Recorded data
# # # # #

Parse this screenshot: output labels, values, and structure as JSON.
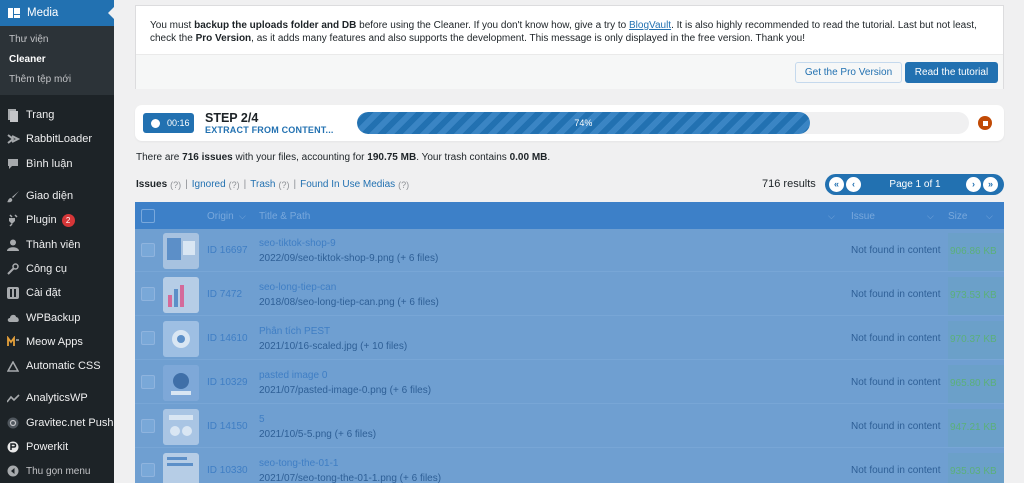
{
  "sidebar": {
    "media": {
      "label": "Media",
      "icon": "media-icon"
    },
    "submenu": [
      {
        "label": "Thư viện"
      },
      {
        "label": "Cleaner"
      },
      {
        "label": "Thêm tệp mới"
      }
    ],
    "items": [
      {
        "label": "Trang",
        "icon": "page-icon"
      },
      {
        "label": "RabbitLoader",
        "icon": "rabbit-icon"
      },
      {
        "label": "Bình luận",
        "icon": "comment-icon"
      },
      {
        "label": "Giao diện",
        "icon": "brush-icon"
      },
      {
        "label": "Plugin",
        "icon": "plugin-icon",
        "badge": "2"
      },
      {
        "label": "Thành viên",
        "icon": "user-icon"
      },
      {
        "label": "Công cụ",
        "icon": "wrench-icon"
      },
      {
        "label": "Cài đặt",
        "icon": "settings-icon"
      },
      {
        "label": "WPBackup",
        "icon": "cloud-icon"
      },
      {
        "label": "Meow Apps",
        "icon": "meow-icon"
      },
      {
        "label": "Automatic CSS",
        "icon": "triangle-icon"
      },
      {
        "label": "AnalyticsWP",
        "icon": "chart-icon"
      },
      {
        "label": "Gravitec.net Push",
        "icon": "gravitec-icon"
      },
      {
        "label": "Powerkit",
        "icon": "powerkit-icon"
      },
      {
        "label": "Thu gọn menu",
        "icon": "collapse-icon"
      }
    ]
  },
  "notice": {
    "text_1": "You must ",
    "text_bold_1": "backup the uploads folder and DB",
    "text_2": " before using the Cleaner. If you don't know how, give a try to ",
    "link": "BlogVault",
    "text_3": ". It is also highly recommended to read the tutorial. Last but not least, check the ",
    "text_bold_2": "Pro Version",
    "text_4": ", as it adds many features and also supports the development. This message is only displayed in the free version. Thank you!",
    "btn_pro": "Get the Pro Version",
    "btn_tutorial": "Read the tutorial"
  },
  "progress": {
    "timer": "00:16",
    "step": "STEP 2/4",
    "step_label": "EXTRACT FROM CONTENT...",
    "percent_label": "74%",
    "percent": 74
  },
  "summary": {
    "t1": "There are ",
    "issues": "716 issues",
    "t2": " with your files, accounting for ",
    "size": "190.75 MB",
    "t3": ". Your trash contains ",
    "trash": "0.00 MB",
    "t4": "."
  },
  "tabs": [
    {
      "label": "Issues",
      "count": "(?)"
    },
    {
      "label": "Ignored",
      "count": "(?)"
    },
    {
      "label": "Trash",
      "count": "(?)"
    },
    {
      "label": "Found In Use Medias",
      "count": "(?)"
    }
  ],
  "results": "716 results",
  "pager": {
    "label": "Page 1 of 1",
    "first": "«",
    "prev": "‹",
    "next": "›",
    "last": "»"
  },
  "table": {
    "headers": {
      "origin": "Origin",
      "title": "Title & Path",
      "issue": "Issue",
      "size": "Size"
    },
    "rows": [
      {
        "id": "ID 16697",
        "title": "seo-tiktok-shop-9",
        "path": "2022/09/seo-tiktok-shop-9.png (+ 6 files)",
        "issue": "Not found in content",
        "size": "906.86 KB"
      },
      {
        "id": "ID 7472",
        "title": "seo-long-tiep-can",
        "path": "2018/08/seo-long-tiep-can.png (+ 6 files)",
        "issue": "Not found in content",
        "size": "973.53 KB"
      },
      {
        "id": "ID 14610",
        "title": "Phân tích PEST",
        "path": "2021/10/16-scaled.jpg (+ 10 files)",
        "issue": "Not found in content",
        "size": "970.37 KB"
      },
      {
        "id": "ID 10329",
        "title": "pasted image 0",
        "path": "2021/07/pasted-image-0.png (+ 6 files)",
        "issue": "Not found in content",
        "size": "965.80 KB"
      },
      {
        "id": "ID 14150",
        "title": "5",
        "path": "2021/10/5-5.png (+ 6 files)",
        "issue": "Not found in content",
        "size": "947.21 KB"
      },
      {
        "id": "ID 10330",
        "title": "seo-tong-the-01-1",
        "path": "2021/07/seo-tong-the-01-1.png (+ 6 files)",
        "issue": "Not found in content",
        "size": "935.03 KB"
      }
    ]
  },
  "colors": {
    "accent": "#2271b1",
    "sidebar": "#1d2327",
    "stop": "#c14a05",
    "badge": "#d63638"
  }
}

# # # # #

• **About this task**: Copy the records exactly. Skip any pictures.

• **Result of the task**:
Parse this screenshot: output labels, values, and structure as JSON.
{
  "sidebar": {
    "media": {
      "label": "Media",
      "icon": "media-icon"
    },
    "submenu": [
      {
        "label": "Thư viện"
      },
      {
        "label": "Cleaner"
      },
      {
        "label": "Thêm tệp mới"
      }
    ],
    "items": [
      {
        "label": "Trang",
        "icon": "page-icon"
      },
      {
        "label": "RabbitLoader",
        "icon": "rabbit-icon"
      },
      {
        "label": "Bình luận",
        "icon": "comment-icon"
      },
      {
        "label": "Giao diện",
        "icon": "brush-icon"
      },
      {
        "label": "Plugin",
        "icon": "plugin-icon",
        "badge": "2"
      },
      {
        "label": "Thành viên",
        "icon": "user-icon"
      },
      {
        "label": "Công cụ",
        "icon": "wrench-icon"
      },
      {
        "label": "Cài đặt",
        "icon": "settings-icon"
      },
      {
        "label": "WPBackup",
        "icon": "cloud-icon"
      },
      {
        "label": "Meow Apps",
        "icon": "meow-icon"
      },
      {
        "label": "Automatic CSS",
        "icon": "triangle-icon"
      },
      {
        "label": "AnalyticsWP",
        "icon": "chart-icon"
      },
      {
        "label": "Gravitec.net Push",
        "icon": "gravitec-icon"
      },
      {
        "label": "Powerkit",
        "icon": "powerkit-icon"
      },
      {
        "label": "Thu gọn menu",
        "icon": "collapse-icon"
      }
    ]
  },
  "notice": {
    "text_1": "You must ",
    "text_bold_1": "backup the uploads folder and DB",
    "text_2": " before using the Cleaner. If you don't know how, give a try to ",
    "link": "BlogVault",
    "text_3": ". It is also highly recommended to read the tutorial. Last but not least, check the ",
    "text_bold_2": "Pro Version",
    "text_4": ", as it adds many features and also supports the development. This message is only displayed in the free version. Thank you!",
    "btn_pro": "Get the Pro Version",
    "btn_tutorial": "Read the tutorial"
  },
  "progress": {
    "timer": "00:16",
    "step": "STEP 2/4",
    "step_label": "EXTRACT FROM CONTENT...",
    "percent_label": "74%",
    "percent": 74
  },
  "summary": {
    "t1": "There are ",
    "issues": "716 issues",
    "t2": " with your files, accounting for ",
    "size": "190.75 MB",
    "t3": ". Your trash contains ",
    "trash": "0.00 MB",
    "t4": "."
  },
  "tabs": [
    {
      "label": "Issues",
      "count": "(?)"
    },
    {
      "label": "Ignored",
      "count": "(?)"
    },
    {
      "label": "Trash",
      "count": "(?)"
    },
    {
      "label": "Found In Use Medias",
      "count": "(?)"
    }
  ],
  "results": "716 results",
  "pager": {
    "label": "Page 1 of 1",
    "first": "«",
    "prev": "‹",
    "next": "›",
    "last": "»"
  },
  "table": {
    "headers": {
      "origin": "Origin",
      "title": "Title & Path",
      "issue": "Issue",
      "size": "Size"
    },
    "rows": [
      {
        "id": "ID 16697",
        "title": "seo-tiktok-shop-9",
        "path": "2022/09/seo-tiktok-shop-9.png (+ 6 files)",
        "issue": "Not found in content",
        "size": "906.86 KB"
      },
      {
        "id": "ID 7472",
        "title": "seo-long-tiep-can",
        "path": "2018/08/seo-long-tiep-can.png (+ 6 files)",
        "issue": "Not found in content",
        "size": "973.53 KB"
      },
      {
        "id": "ID 14610",
        "title": "Phân tích PEST",
        "path": "2021/10/16-scaled.jpg (+ 10 files)",
        "issue": "Not found in content",
        "size": "970.37 KB"
      },
      {
        "id": "ID 10329",
        "title": "pasted image 0",
        "path": "2021/07/pasted-image-0.png (+ 6 files)",
        "issue": "Not found in content",
        "size": "965.80 KB"
      },
      {
        "id": "ID 14150",
        "title": "5",
        "path": "2021/10/5-5.png (+ 6 files)",
        "issue": "Not found in content",
        "size": "947.21 KB"
      },
      {
        "id": "ID 10330",
        "title": "seo-tong-the-01-1",
        "path": "2021/07/seo-tong-the-01-1.png (+ 6 files)",
        "issue": "Not found in content",
        "size": "935.03 KB"
      }
    ]
  },
  "colors": {
    "accent": "#2271b1",
    "sidebar": "#1d2327",
    "stop": "#c14a05",
    "badge": "#d63638"
  }
}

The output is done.